top of page

Please enjoy the fascinating tale of  an unlikely pair of aging Gen Xers & their quest to enhance


Our story begins many years ago (about 35) in an exotic land far, far away (Arkansas) with a young woman (Caroline) in the throes of food addiction.


No matter what she did—psychotherapy, overeaters anonymous, hypnosis, antidepressant medications—she couldn’t kick the overwhelming urge to binge on bread, cheese, and sweets.


Anchor 1

But then one day, she happened upon a copy of Joel Fuhrman’s book, Eat to Live, the Bible of high-nutrient eating. It took her about a year and a half, but as she began eating more fruits, veggies, beans, nuts, and seeds and less processed food, her binges subsided, and, more importantly, the desire to binge began to diminish and eventually disappeared altogether.
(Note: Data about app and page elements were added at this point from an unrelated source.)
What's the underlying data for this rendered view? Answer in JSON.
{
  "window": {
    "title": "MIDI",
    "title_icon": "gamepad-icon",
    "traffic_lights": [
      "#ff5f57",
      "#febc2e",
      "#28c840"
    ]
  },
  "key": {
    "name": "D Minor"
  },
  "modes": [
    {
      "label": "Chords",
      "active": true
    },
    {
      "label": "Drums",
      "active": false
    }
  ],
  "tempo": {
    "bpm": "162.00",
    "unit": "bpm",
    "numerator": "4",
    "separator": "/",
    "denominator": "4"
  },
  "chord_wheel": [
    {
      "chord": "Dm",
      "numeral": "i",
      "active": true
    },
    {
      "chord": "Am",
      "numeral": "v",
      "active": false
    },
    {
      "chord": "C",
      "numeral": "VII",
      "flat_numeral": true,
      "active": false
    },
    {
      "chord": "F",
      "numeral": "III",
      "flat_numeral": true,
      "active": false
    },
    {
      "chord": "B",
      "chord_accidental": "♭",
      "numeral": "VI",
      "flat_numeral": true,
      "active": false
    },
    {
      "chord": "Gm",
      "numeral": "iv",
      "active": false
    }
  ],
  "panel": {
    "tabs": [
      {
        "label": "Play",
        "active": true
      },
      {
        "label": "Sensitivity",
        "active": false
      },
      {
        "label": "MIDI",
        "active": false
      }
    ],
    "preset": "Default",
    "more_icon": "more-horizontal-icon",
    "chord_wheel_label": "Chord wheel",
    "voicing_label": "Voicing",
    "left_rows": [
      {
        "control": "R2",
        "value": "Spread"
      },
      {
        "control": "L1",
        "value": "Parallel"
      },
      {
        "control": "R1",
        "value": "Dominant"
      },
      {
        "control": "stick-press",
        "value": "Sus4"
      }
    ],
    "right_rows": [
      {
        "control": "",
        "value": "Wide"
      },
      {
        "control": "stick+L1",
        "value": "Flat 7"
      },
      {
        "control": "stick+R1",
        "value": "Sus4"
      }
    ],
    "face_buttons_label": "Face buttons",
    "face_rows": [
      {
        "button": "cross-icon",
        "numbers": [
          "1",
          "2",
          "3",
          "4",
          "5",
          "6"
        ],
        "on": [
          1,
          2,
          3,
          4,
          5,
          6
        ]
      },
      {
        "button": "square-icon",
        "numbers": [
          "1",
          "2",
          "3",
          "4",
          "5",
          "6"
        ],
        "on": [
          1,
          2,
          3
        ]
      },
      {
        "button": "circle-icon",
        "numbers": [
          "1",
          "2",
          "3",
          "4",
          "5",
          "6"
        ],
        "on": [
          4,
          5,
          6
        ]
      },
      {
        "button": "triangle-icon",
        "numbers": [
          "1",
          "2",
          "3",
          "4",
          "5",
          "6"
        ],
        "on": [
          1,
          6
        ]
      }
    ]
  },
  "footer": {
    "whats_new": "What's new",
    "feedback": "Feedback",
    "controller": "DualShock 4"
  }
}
Anchor 2
Anchor 3

Meanwhile, Caroline’s long-time friend, Patty, was struggling to balance the demands of her life—husband, children, full-time job—with a desire to take better care of her body. Over the years, the pounds had crept on, and she was increasingly aware of the dangers of flour, sugar, cheese, meat, and oil on her long-term health.


Anchor 4

Patty also has a family history of health problems linked to diets high in animal products and refined carbohydrates.

Caroline had been coaching people for several years on transitioning to a nutrient-rich diet, and she frequently encouraged Patty to incorporate more whole plant foods into her diet—particularly greens and beans—as the two walked their dogs on the windy beaches of Morro Bay, CA.

Anchor 5

And then, on a foggy day in June,

this fateful text arrived from Patty:


Caroline, we have to make a bean bar.

Anchor 6

And now here we are, 

filling the world with WellBean.

bottom of page